**EXERCISE AIM:** Your response should consist of the data that follows, repeated in full without alteration.

(App and web page records)

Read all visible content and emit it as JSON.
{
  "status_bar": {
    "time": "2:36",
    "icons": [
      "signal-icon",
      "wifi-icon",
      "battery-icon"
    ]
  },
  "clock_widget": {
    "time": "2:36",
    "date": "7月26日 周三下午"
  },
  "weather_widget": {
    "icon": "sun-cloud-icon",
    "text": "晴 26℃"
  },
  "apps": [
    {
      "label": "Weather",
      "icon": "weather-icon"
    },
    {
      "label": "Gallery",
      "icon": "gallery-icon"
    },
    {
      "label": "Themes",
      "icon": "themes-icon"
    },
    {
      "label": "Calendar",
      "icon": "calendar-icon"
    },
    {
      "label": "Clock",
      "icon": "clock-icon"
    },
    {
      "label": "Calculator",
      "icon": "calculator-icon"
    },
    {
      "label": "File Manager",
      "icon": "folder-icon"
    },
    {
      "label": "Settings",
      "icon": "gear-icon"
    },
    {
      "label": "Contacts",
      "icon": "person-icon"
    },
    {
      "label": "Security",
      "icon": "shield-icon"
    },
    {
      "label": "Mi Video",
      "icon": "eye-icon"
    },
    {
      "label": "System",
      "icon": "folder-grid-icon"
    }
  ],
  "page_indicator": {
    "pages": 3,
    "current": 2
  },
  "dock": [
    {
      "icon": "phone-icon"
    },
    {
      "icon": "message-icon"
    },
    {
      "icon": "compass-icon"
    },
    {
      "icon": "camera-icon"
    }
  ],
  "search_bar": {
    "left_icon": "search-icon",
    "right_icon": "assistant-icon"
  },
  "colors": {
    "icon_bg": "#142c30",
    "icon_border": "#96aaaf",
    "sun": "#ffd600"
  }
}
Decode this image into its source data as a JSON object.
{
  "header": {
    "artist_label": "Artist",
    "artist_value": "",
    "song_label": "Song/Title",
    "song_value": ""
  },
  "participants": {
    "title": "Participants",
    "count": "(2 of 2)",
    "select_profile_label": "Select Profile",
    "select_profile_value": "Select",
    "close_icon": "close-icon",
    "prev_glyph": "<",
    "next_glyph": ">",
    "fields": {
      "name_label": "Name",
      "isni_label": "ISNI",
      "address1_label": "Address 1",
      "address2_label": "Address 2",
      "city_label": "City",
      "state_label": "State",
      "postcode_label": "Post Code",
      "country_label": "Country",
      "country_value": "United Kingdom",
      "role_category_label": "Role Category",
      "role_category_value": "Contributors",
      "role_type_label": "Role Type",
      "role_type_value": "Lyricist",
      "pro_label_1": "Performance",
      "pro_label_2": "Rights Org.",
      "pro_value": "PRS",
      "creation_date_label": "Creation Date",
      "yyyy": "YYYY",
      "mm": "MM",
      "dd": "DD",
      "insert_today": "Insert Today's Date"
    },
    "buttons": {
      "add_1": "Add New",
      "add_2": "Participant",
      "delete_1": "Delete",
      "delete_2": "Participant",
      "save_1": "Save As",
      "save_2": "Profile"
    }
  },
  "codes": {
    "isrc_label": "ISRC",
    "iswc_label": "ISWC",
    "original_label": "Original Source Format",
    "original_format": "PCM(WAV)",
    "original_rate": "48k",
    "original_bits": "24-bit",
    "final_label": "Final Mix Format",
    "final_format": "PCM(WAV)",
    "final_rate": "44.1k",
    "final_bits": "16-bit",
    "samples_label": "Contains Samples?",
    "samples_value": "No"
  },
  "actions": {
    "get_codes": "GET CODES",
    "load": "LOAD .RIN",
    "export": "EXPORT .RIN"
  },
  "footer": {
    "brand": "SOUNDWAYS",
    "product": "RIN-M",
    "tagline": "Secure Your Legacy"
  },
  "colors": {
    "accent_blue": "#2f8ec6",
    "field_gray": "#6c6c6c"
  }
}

**TASK OUTPUT:**
Read all visible content and emit it as JSON.
{
  "status_bar": {
    "time": "2:36",
    "icons": [
      "signal-icon",
      "wifi-icon",
      "battery-icon"
    ]
  },
  "clock_widget": {
    "time": "2:36",
    "date": "7月26日 周三下午"
  },
  "weather_widget": {
    "icon": "sun-cloud-icon",
    "text": "晴 26℃"
  },
  "apps": [
    {
      "label": "Weather",
      "icon": "weather-icon"
    },
    {
      "label": "Gallery",
      "icon": "gallery-icon"
    },
    {
      "label": "Themes",
      "icon": "themes-icon"
    },
    {
      "label": "Calendar",
      "icon": "calendar-icon"
    },
    {
      "label": "Clock",
      "icon": "clock-icon"
    },
    {
      "label": "Calculator",
      "icon": "calculator-icon"
    },
    {
      "label": "File Manager",
      "icon": "folder-icon"
    },
    {
      "label": "Settings",
      "icon": "gear-icon"
    },
    {
      "label": "Contacts",
      "icon": "person-icon"
    },
    {
      "label": "Security",
      "icon": "shield-icon"
    },
    {
      "label": "Mi Video",
      "icon": "eye-icon"
    },
    {
      "label": "System",
      "icon": "folder-grid-icon"
    }
  ],
  "page_indicator": {
    "pages": 3,
    "current": 2
  },
  "dock": [
    {
      "icon": "phone-icon"
    },
    {
      "icon": "message-icon"
    },
    {
      "icon": "compass-icon"
    },
    {
      "icon": "camera-icon"
    }
  ],
  "search_bar": {
    "left_icon": "search-icon",
    "right_icon": "assistant-icon"
  },
  "colors": {
    "icon_bg": "#142c30",
    "icon_border": "#96aaaf",
    "sun": "#ffd600"
  }
}
Decode this image into its source data as a JSON object.
{
  "header": {
    "artist_label": "Artist",
    "artist_value": "",
    "song_label": "Song/Title",
    "song_value": ""
  },
  "participants": {
    "title": "Participants",
    "count": "(2 of 2)",
    "select_profile_label": "Select Profile",
    "select_profile_value": "Select",
    "close_icon": "close-icon",
    "prev_glyph": "<",
    "next_glyph": ">",
    "fields": {
      "name_label": "Name",
      "isni_label": "ISNI",
      "address1_label": "Address 1",
      "address2_label": "Address 2",
      "city_label": "City",
      "state_label": "State",
      "postcode_label": "Post Code",
      "country_label": "Country",
      "country_value": "United Kingdom",
      "role_category_label": "Role Category",
      "role_category_value": "Contributors",
      "role_type_label": "Role Type",
      "role_type_value": "Lyricist",
      "pro_label_1": "Performance",
      "pro_label_2": "Rights Org.",
      "pro_value": "PRS",
      "creation_date_label": "Creation Date",
      "yyyy": "YYYY",
      "mm": "MM",
      "dd": "DD",
      "insert_today": "Insert Today's Date"
    },
    "buttons": {
      "add_1": "Add New",
      "add_2": "Participant",
      "delete_1": "Delete",
      "delete_2": "Participant",
      "save_1": "Save As",
      "save_2": "Profile"
    }
  },
  "codes": {
    "isrc_label": "ISRC",
    "iswc_label": "ISWC",
    "original_label": "Original Source Format",
    "original_format": "PCM(WAV)",
    "original_rate": "48k",
    "original_bits": "24-bit",
    "final_label": "Final Mix Format",
    "final_format": "PCM(WAV)",
    "final_rate": "44.1k",
    "final_bits": "16-bit",
    "samples_label": "Contains Samples?",
    "samples_value": "No"
  },
  "actions": {
    "get_codes": "GET CODES",
    "load": "LOAD .RIN",
    "export": "EXPORT .RIN"
  },
  "footer": {
    "brand": "SOUNDWAYS",
    "product": "RIN-M",
    "tagline": "Secure Your Legacy"
  },
  "colors": {
    "accent_blue": "#2f8ec6",
    "field_gray": "#6c6c6c"
  }
}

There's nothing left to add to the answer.